That’s why Cynthia Nixon, star of Sex and the City and its two sequel blockbuster movies, was surprised when acne-like spots began appearing on her face in her early 40s.
She chalked it up to adult acne, but when she visited a dermatologist about a suspicious mole, she learned she had rosacea, a chronic vascular condition caused by inflammation.
“I assumed it was acne; I used to have it,” said Nixon, who recently starred in the Broadway play Wit, and can be seen on Showtime’s The Big C. “I was using facials and harsh astringents, and that was harming my skin even more.”
Nixon, 46, who has three kids and is a breast cancer survivor, found stress was a big trigger for rosacea – more specifically when she was stressing out about her skin. Other triggers for Nixon: wine and drastic changes in temperature, like taking a hot bath.
“Once I went to the doctor and got a little medicine and a little advice, I was on the right path,” Nixon said. “I was struggling for years. I could have saved myself a decade of scrubbing."
Nixon has teamed up with the National Rosacea Society (NRS) and Galderma Laboratories to raise awareness about the skin condition. The public service campaign can be found at rosaceafacts.com, along with a quiz to determine if you have it, and suggestions for dermatologists who can help treat it.

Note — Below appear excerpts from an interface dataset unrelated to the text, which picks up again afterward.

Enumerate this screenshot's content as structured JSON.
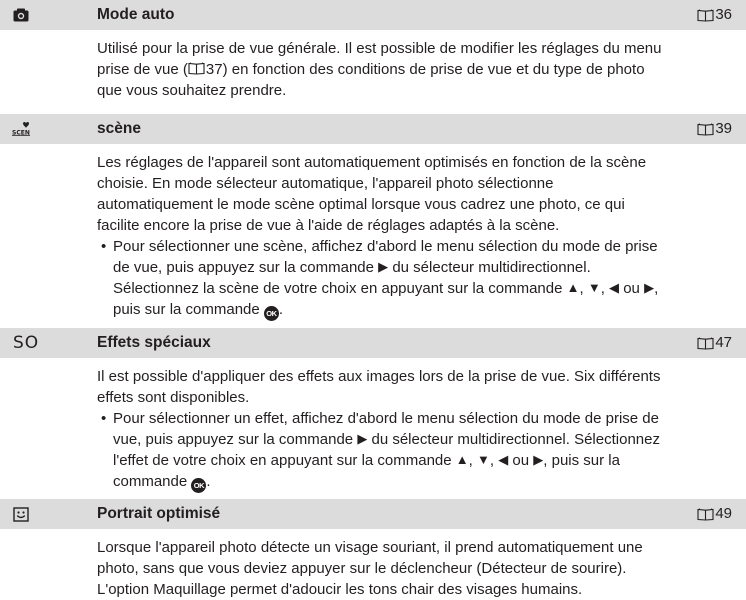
{
  "sections": [
    {
      "icon": "camera-icon",
      "title": "Mode auto",
      "ref": "36",
      "paragraph": [
        "Utilisé pour la prise de vue générale. Il est possible de modifier les réglages du menu",
        "prise de vue (",
        "37) en fonction des conditions de prise de vue et du type de photo",
        "que vous souhaitez prendre."
      ]
    },
    {
      "icon": "scene-icon",
      "title": "scène",
      "ref": "39",
      "paragraph": [
        "Les réglages de l'appareil sont automatiquement optimisés en fonction de la scène",
        "choisie. En mode sélecteur automatique, l'appareil photo sélectionne",
        "automatiquement le mode scène optimal lorsque vous cadrez une photo, ce qui",
        "facilite encore la prise de vue à l'aide de réglages adaptés à la scène."
      ],
      "bullet": {
        "l1": "Pour sélectionner une scène, affichez d'abord le menu sélection du mode de prise",
        "l2a": "de vue, puis appuyez sur la commande ",
        "l2b": " du sélecteur multidirectionnel.",
        "l3a": "Sélectionnez la scène de votre choix en appuyant sur la commande ",
        "sep1": ", ",
        "sep2": ", ",
        "or": " ou ",
        "end": ",",
        "l4a": "puis sur la commande ",
        "l4b": "."
      }
    },
    {
      "icon_text": "SO",
      "title": "Effets spéciaux",
      "ref": "47",
      "paragraph": [
        "Il est possible d'appliquer des effets aux images lors de la prise de vue. Six différents",
        "effets sont disponibles."
      ],
      "bullet": {
        "l1": "Pour sélectionner un effet, affichez d'abord le menu sélection du mode de prise de",
        "l2a": "vue, puis appuyez sur la commande ",
        "l2b": " du sélecteur multidirectionnel. Sélectionnez",
        "l3a": "l'effet de votre choix en appuyant sur la commande ",
        "sep1": ", ",
        "sep2": ", ",
        "or": " ou ",
        "l3b": ", puis sur la",
        "l4a": "commande ",
        "l4b": "."
      }
    },
    {
      "icon": "smile-portrait-icon",
      "title": "Portrait optimisé",
      "ref": "49",
      "paragraph": [
        "Lorsque l'appareil photo détecte un visage souriant, il prend automatiquement une",
        "photo, sans que vous deviez appuyer sur le déclencheur (Détecteur de sourire).",
        "L'option Maquillage permet d'adoucir les tons chair des visages humains."
      ]
    }
  ],
  "glyphs": {
    "bullet": "•",
    "right": "▶",
    "up": "▲",
    "down": "▼",
    "left": "◀",
    "ok": "OK"
  },
  "colors": {
    "header_bg": "#dcdcdc",
    "text": "#231f20"
  }
}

According to the NRS, rosacea affects more than 16 million Americans – and 78 percent of Americans don’t know they have it – or how to recognize it.
“It’s important to spread awareness because in addition to the physical symptoms, rosacea can cause anxiety, self-consciousness and embarrassment among sufferers,” said Sam Huff, executive director of NRS, in a news release.
Other rosacea symptoms include facial redness, eye irritation, thickened skin and permanent visible blood vessels, and common triggers include sun exposure, exercise and spicy foods.
Experts aren’t exactly sure why some people get rosacea, but inflammatory response and facial vessels may play an important role, according to the NRS. Rosacea typically occurs between the ages of 30 and 50, and while there is no cure, topical medications, laser treatments and systemic therapy can keep the condition under control.